YOUR OBJECTIVE – Repeat each entry below without omitting a single word.
━━ PROVIDED RECORDS
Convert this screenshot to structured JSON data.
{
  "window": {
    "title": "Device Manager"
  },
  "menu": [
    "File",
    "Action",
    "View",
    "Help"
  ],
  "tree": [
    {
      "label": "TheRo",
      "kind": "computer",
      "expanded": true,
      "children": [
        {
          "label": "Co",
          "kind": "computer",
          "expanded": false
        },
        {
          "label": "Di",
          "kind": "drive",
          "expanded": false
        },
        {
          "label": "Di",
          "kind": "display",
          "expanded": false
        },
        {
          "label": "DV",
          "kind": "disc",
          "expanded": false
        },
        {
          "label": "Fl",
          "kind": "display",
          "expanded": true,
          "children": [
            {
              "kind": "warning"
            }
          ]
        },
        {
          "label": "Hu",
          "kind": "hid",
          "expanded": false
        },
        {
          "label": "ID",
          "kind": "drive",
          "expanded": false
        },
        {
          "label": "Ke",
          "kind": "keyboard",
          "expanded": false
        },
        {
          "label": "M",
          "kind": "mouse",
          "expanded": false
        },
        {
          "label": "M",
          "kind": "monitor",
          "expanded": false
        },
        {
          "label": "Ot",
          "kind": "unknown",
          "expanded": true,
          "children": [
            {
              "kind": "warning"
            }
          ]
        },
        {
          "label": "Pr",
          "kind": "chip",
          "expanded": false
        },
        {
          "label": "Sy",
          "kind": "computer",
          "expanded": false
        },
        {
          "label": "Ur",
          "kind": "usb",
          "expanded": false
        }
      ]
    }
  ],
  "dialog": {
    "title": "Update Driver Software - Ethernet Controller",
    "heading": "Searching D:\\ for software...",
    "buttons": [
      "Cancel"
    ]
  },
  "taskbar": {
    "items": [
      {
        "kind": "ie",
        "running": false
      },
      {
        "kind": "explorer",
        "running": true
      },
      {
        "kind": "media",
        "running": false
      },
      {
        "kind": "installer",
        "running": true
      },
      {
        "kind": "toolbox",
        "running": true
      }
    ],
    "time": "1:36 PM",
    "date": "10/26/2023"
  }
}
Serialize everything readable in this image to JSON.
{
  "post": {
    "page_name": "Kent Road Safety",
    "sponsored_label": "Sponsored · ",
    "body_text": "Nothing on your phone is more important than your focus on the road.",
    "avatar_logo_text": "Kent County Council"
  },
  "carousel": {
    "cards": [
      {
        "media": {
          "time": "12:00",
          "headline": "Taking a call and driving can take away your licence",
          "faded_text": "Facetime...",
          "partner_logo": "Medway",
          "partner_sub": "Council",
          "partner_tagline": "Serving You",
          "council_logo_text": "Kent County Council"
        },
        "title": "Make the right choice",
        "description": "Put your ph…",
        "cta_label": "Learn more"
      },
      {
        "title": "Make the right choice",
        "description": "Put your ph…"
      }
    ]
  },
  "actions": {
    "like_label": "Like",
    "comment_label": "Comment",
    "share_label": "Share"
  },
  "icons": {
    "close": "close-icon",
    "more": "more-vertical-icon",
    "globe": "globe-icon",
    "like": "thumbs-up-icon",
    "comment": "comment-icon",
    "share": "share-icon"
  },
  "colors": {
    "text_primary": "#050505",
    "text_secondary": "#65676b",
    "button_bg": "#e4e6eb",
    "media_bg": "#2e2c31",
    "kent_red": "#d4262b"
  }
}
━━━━
RESULT OF THIS TASK –
Convert this screenshot to structured JSON data.
{
  "window": {
    "title": "Device Manager"
  },
  "menu": [
    "File",
    "Action",
    "View",
    "Help"
  ],
  "tree": [
    {
      "label": "TheRo",
      "kind": "computer",
      "expanded": true,
      "children": [
        {
          "label": "Co",
          "kind": "computer",
          "expanded": false
        },
        {
          "label": "Di",
          "kind": "drive",
          "expanded": false
        },
        {
          "label": "Di",
          "kind": "display",
          "expanded": false
        },
        {
          "label": "DV",
          "kind": "disc",
          "expanded": false
        },
        {
          "label": "Fl",
          "kind": "display",
          "expanded": true,
          "children": [
            {
              "kind": "warning"
            }
          ]
        },
        {
          "label": "Hu",
          "kind": "hid",
          "expanded": false
        },
        {
          "label": "ID",
          "kind": "drive",
          "expanded": false
        },
        {
          "label": "Ke",
          "kind": "keyboard",
          "expanded": false
        },
        {
          "label": "M",
          "kind": "mouse",
          "expanded": false
        },
        {
          "label": "M",
          "kind": "monitor",
          "expanded": false
        },
        {
          "label": "Ot",
          "kind": "unknown",
          "expanded": true,
          "children": [
            {
              "kind": "warning"
            }
          ]
        },
        {
          "label": "Pr",
          "kind": "chip",
          "expanded": false
        },
        {
          "label": "Sy",
          "kind": "computer",
          "expanded": false
        },
        {
          "label": "Ur",
          "kind": "usb",
          "expanded": false
        }
      ]
    }
  ],
  "dialog": {
    "title": "Update Driver Software - Ethernet Controller",
    "heading": "Searching D:\\ for software...",
    "buttons": [
      "Cancel"
    ]
  },
  "taskbar": {
    "items": [
      {
        "kind": "ie",
        "running": false
      },
      {
        "kind": "explorer",
        "running": true
      },
      {
        "kind": "media",
        "running": false
      },
      {
        "kind": "installer",
        "running": true
      },
      {
        "kind": "toolbox",
        "running": true
      }
    ],
    "time": "1:36 PM",
    "date": "10/26/2023"
  }
}
Serialize everything readable in this image to JSON.
{
  "post": {
    "page_name": "Kent Road Safety",
    "sponsored_label": "Sponsored · ",
    "body_text": "Nothing on your phone is more important than your focus on the road.",
    "avatar_logo_text": "Kent County Council"
  },
  "carousel": {
    "cards": [
      {
        "media": {
          "time": "12:00",
          "headline": "Taking a call and driving can take away your licence",
          "faded_text": "Facetime...",
          "partner_logo": "Medway",
          "partner_sub": "Council",
          "partner_tagline": "Serving You",
          "council_logo_text": "Kent County Council"
        },
        "title": "Make the right choice",
        "description": "Put your ph…",
        "cta_label": "Learn more"
      },
      {
        "title": "Make the right choice",
        "description": "Put your ph…"
      }
    ]
  },
  "actions": {
    "like_label": "Like",
    "comment_label": "Comment",
    "share_label": "Share"
  },
  "icons": {
    "close": "close-icon",
    "more": "more-vertical-icon",
    "globe": "globe-icon",
    "like": "thumbs-up-icon",
    "comment": "comment-icon",
    "share": "share-icon"
  },
  "colors": {
    "text_primary": "#050505",
    "text_secondary": "#65676b",
    "button_bg": "#e4e6eb",
    "media_bg": "#2e2c31",
    "kent_red": "#d4262b"
  }
}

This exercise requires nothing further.